The National Pollutant Discharge Elimination System (NPDES) originally began as part of the 1972 Clean Water Act. The U.S. Environmental Protection Agency (USEPA) initially targeted point-source pollution (industrial plants, sewage plants) with sampling, monitoring, water treatment, improved material handling, better manufacturing technology, etc. This portion of the NPDES program has been very effective at improving water quality for lakes and streams in urban areas. However, as more data was gathered, it was learned that most pollution comes from nonpoint sources where it is difficult to identify the source and responsible party. Nonpoint pollution sources include: soil erosion, aerially-deposited particles, roadside trash, leaves and sticks, automotive fluids from leaking vehicles, products of incomplete combustion, food processing wastes, and transportation spills of chemicals and other pollutants. The Clean Water Act was amended in 1987 to include provisions for reducing nonpoint pollution sources. The NPDES permit system is managed by the Tennessee Department of Environment and Conservation (TDEC), with federal oversight maintained by USEPA.

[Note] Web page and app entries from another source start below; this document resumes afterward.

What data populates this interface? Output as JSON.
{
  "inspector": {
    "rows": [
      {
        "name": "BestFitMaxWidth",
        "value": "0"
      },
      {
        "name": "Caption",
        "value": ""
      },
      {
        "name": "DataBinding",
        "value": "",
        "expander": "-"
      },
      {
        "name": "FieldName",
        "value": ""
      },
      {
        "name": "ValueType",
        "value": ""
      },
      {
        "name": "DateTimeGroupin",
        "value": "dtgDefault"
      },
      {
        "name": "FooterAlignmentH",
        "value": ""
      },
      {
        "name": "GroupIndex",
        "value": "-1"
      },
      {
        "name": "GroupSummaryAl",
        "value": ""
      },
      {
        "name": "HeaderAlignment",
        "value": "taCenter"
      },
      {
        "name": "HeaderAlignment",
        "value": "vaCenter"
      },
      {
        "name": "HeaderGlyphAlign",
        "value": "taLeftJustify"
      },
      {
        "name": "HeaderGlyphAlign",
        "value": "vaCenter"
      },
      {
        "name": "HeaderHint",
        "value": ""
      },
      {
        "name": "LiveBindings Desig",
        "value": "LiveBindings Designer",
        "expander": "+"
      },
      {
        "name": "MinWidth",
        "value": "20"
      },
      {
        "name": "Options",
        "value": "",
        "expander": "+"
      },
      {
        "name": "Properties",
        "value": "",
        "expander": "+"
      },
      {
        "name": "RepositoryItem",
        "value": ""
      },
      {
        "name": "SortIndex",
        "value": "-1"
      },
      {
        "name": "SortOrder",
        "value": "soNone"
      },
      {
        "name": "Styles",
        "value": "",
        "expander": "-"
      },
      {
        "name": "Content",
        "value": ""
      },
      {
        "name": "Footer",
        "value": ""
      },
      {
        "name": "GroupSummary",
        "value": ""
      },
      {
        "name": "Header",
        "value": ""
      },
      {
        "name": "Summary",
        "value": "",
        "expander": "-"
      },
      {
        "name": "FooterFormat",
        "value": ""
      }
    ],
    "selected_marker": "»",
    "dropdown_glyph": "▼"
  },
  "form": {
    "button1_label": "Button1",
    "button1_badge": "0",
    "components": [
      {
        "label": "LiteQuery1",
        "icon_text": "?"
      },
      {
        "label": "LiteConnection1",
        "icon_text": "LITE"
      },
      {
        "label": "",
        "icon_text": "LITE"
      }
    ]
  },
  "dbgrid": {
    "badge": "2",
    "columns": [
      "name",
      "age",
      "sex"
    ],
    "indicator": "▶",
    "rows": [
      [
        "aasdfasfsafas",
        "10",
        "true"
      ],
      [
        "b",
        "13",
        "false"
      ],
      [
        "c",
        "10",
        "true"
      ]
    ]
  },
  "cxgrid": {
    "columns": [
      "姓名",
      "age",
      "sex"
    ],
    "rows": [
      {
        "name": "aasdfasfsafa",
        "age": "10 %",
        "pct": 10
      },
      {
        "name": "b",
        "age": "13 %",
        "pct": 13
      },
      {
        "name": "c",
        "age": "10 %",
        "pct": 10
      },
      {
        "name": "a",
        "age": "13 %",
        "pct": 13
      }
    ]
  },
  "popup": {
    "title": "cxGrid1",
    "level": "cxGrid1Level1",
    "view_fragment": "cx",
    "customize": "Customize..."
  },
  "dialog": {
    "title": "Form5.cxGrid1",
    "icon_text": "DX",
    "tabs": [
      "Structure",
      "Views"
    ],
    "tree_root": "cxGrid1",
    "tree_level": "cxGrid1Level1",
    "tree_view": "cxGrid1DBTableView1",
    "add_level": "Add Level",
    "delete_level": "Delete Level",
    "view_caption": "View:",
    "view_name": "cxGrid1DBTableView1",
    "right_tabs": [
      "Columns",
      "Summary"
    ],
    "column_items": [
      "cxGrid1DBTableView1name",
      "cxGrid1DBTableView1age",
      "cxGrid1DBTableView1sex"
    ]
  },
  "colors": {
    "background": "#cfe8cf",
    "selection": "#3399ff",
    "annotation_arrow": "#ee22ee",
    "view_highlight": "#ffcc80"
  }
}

The Storm Water Phase I Rule (1990) requires that large and medium-sized cities/counties must obtain a NPDES permit for municipal separate storm sewer systems (MS4s). These NPDES permits are renewable for a period of 5 years. A stormwater management program must be developed to reduce stormwater pollution, with several elements for which demonstrable progress must be achieved each year. The original NPDES permit
for the City of Knoxville was approved on July 1, 1996 by TDEC for a period of 5 years. It is currently in the process of being reissued by TDEC.
Example of NPDES Activities
NPDES activities are reported annually to TDEC as required by the NPDES permit. NPDES activities are grouped into the following five programs:
Residential and Commercial
Illicit Discharges and Improper Disposal
Industrial and Related Facilities
Construction Site Runoff
The Stormwater Engineering Division maintains stormwater monitoring stations in the following watersheds: First Creek, Second Creek, Loves Creek, and two on Fourth Creek. The locations are shown in the NPDES Annual Reports that are submitted to TDEC. In addition to continuous wet-weather sampling at five locations, dry-weather samples are obtained and tested periodically at other locations in order to locate illegal discharges.
See the Knoxville BMP Manual
for a more thorough discussion of stormwater pollution and best management practices (BMPs). The BMP Manual contains an overview of stormwater pollution in Chapters 2 through 4, along with detailed BMP descriptions and applications. In addition, Chapter 8 contains many other weblinks to state and federal agencies of concern to stormwater drainage and stormwater quality designers.
The Stormwater Engineering Division investigates illegal discharges into the stormwater drainage systems and natural streams; call the Water Quality Hotline (215-4147; anonymous calls are accepted) to report spills and leaks during business hours. Emergency calls are typically handled by calling 911 for the City of Knoxville emergency hazmat team.
NPDES Links from the U.S. Environmental Protection Agency
Tennessee Department of Conservation (TDEC)